GRAND FORKS — North Dakota’s Measure 6 may have support from a majority of potential voters, but a significant number are still undecided, according to a new poll.
Forty-four percent of respondents indicted they were in favor of the measure, which would create a legal presumption that each parent is fit and entitled to equal parental rights.
Another 30 percent responded they would be voting against the measure, according to a poll commissioned by Forum Communications Co. and conducted by the University of North Dakota College of Business Administration and Public Affairs.
The remaining 26 percent of respondents said they were undecided. The poll has a margin of error of plus or minus 5 percent.
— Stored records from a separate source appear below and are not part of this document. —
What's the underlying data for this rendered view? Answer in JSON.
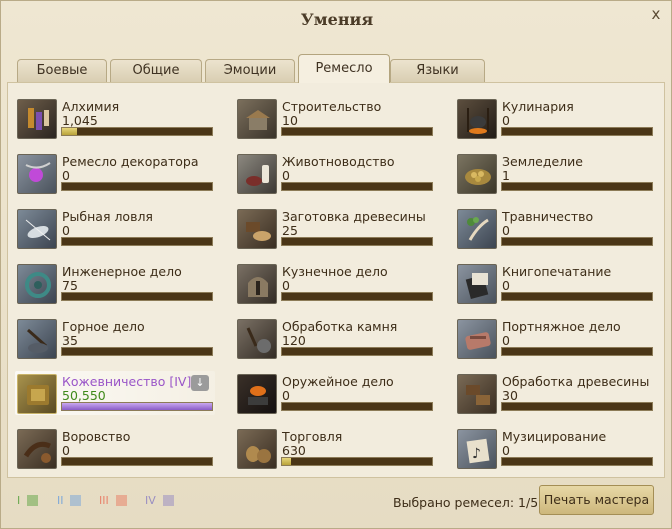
{
  "window": {
    "title": "Умения",
    "close_label": "x"
  },
  "tabs": [
    {
      "label": "Боевые"
    },
    {
      "label": "Общие"
    },
    {
      "label": "Эмоции"
    },
    {
      "label": "Ремесло",
      "active": true
    },
    {
      "label": "Языки"
    }
  ],
  "skills": [
    {
      "name": "Алхимия",
      "value": "1,045",
      "progress": 0.1,
      "icon": "alchemy-icon"
    },
    {
      "name": "Строительство",
      "value": "10",
      "progress": 0,
      "icon": "construction-icon"
    },
    {
      "name": "Кулинария",
      "value": "0",
      "progress": 0,
      "icon": "cooking-icon"
    },
    {
      "name": "Ремесло декоратора",
      "value": "0",
      "progress": 0,
      "icon": "handicrafts-icon"
    },
    {
      "name": "Животноводство",
      "value": "0",
      "progress": 0,
      "icon": "husbandry-icon"
    },
    {
      "name": "Земледелие",
      "value": "1",
      "progress": 0,
      "icon": "farming-icon"
    },
    {
      "name": "Рыбная ловля",
      "value": "0",
      "progress": 0,
      "icon": "fishing-icon"
    },
    {
      "name": "Заготовка древесины",
      "value": "25",
      "progress": 0,
      "icon": "logging-icon"
    },
    {
      "name": "Травничество",
      "value": "0",
      "progress": 0,
      "icon": "herbalism-icon"
    },
    {
      "name": "Инженерное дело",
      "value": "75",
      "progress": 0,
      "icon": "machining-icon"
    },
    {
      "name": "Кузнечное дело",
      "value": "0",
      "progress": 0,
      "icon": "metalwork-icon"
    },
    {
      "name": "Книгопечатание",
      "value": "0",
      "progress": 0,
      "icon": "printing-icon"
    },
    {
      "name": "Горное дело",
      "value": "35",
      "progress": 0,
      "icon": "mining-icon"
    },
    {
      "name": "Обработка камня",
      "value": "120",
      "progress": 0,
      "icon": "masonry-icon"
    },
    {
      "name": "Портняжное дело",
      "value": "0",
      "progress": 0,
      "icon": "tailoring-icon"
    },
    {
      "name": "Кожевничество [IV]",
      "value": "50,550",
      "progress": 1.0,
      "icon": "leatherwork-icon",
      "special": true
    },
    {
      "name": "Оружейное дело",
      "value": "0",
      "progress": 0,
      "icon": "weaponry-icon"
    },
    {
      "name": "Обработка древесины",
      "value": "30",
      "progress": 0,
      "icon": "carpentry-icon"
    },
    {
      "name": "Воровство",
      "value": "0",
      "progress": 0,
      "icon": "larceny-icon"
    },
    {
      "name": "Торговля",
      "value": "630",
      "progress": 0.06,
      "icon": "commerce-icon"
    },
    {
      "name": "Музицирование",
      "value": "0",
      "progress": 0,
      "icon": "composition-icon"
    }
  ],
  "tiers": [
    {
      "label": "I",
      "color": "#6aa84f"
    },
    {
      "label": "II",
      "color": "#7fa9d8"
    },
    {
      "label": "III",
      "color": "#e8836c"
    },
    {
      "label": "IV",
      "color": "#9a8fc2"
    }
  ],
  "footer": {
    "selected_count": "Выбрано ремесел: 1/5",
    "print_button": "Печать мастера"
  },
  "colors": {
    "progress_fill": "#d1bf5a",
    "special_fill": "#a67ddb",
    "special_name": "#9a56c8",
    "special_value": "#3f8a1a"
  }
}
Measure proponents say the changes to state law would allow more kids to have both parents in their lives after a divorce while opponents argue it puts parents’ needs before those of their children.
Lack of division
Robert Wood, an associate political science professor at UND who helped conduct the poll, said the divide between supporter and opponents didn’t fall where some may have expected.
“You would think there was going to be a split,” he said. “You would think that, the way this has been portrayed by both sides, that fathers, or men, are perceived as feeling that they’ve been slighted in the current process.”
To the contrary, the poll shows no gender divide over the measure with broad support across demographic groups.
Men and women are split nearly even on the issues with 43 percent of men and 45 percent of women responding they were in favor of the measure.
Another 31 percent of men and 29 percent of women planned to vote no on the measure. Data shows 26 percent of both genders responded as being undecided.
The trends also are consistent across age groups, location and political parties, according to Wood.
“There’s not any real spike to indicate this particular demographic group is opposed to this or even particular demographic group is undecided,” he said.
Breakouts of poll data indicate there is broad support for the measure among most groups.
Splitting up the state, respondents in the eastern half were 45 percent for the measure, 31 percent against and 24 percent undecided. In the west, 43 percent supported the measure, 28 percent were against it and 30 percent were undecided.
Going by age, those 18 to 30 were the most decided of the four groups polled with only 9 percent unsure of how they would vote. They also were the only age group not favoring the measure with 46 percent saying they’d vote against it.
In the 31- to 45-year-old range, 47 percent said they would vote for the measure compared to 46 percent of 46 to 65 year olds and 37 percent of those 65 and older. The 65 and older group was the most undecided age bracket at 37 percent.
The most strongly opposed demographic was those with less than a high school diploma at 57 percent with another 28 percent saying they were undecided. Generally, those with at least an associate’s degree or above favored the measure, but respondents with bachelor’s degrees were split on the issue with 38 percent for and 37 percent against.
Respondents across the political spectrum supported the measure, except those identifying as Libertarian, who were split 39 percent in favor and 40 percent against. The measure saw the strongest support from independents at 54 percent.
Favoring the measure were 40 percent of Republicans and 45 percent of Democrats. Those who were considered politically undecided favored it at 36 percent.
The proposal seems to have a lower profile when compared to other measures, according to Wood.
“I haven’t seen a lot of mobilized opposition,” he said. “Supporters will go to the polls based on this one issue. But opponents, there doesn’t appear to be the same organized opposition to Measure 6 that there has been to Measure 1 or Measure 5.”
North Dakota Shared Parenting for Kids Initiative, the committee headed by measure proponents, recently began running TV ads sponsored by national organizations and touting endorsements from celebrities such as Kiefer Sutherland of TV show “24” fame.
So far, the committee has raised $4,200, according to campaign contribution reports from the secretary of state office.
Keeping Kids First, a committee organized in opposition of the measure, received $60,000 in campaign contributions from the State Bar Association of North Dakota in late September, according to campaign contribution reports. The group has paid $53,000 to Prairie Airwaves in Fargo, the reports said.
With three weeks left until the election, Wood said the Keeping Kids First and other opponents may be cutting it close if they hope to sway some of the undecided voters.
“At this stage … proponents aren’t going to be persuadable,” he said. “But you’ve got 26 percent that are undecided … they need to persuade that 26 percent.
The poll indicates history may not repeat itself. A similar measure was brought to voters in 2006. The measure, which sought similar equal rights for parents, was defeated with 56 percent of voters choosing no.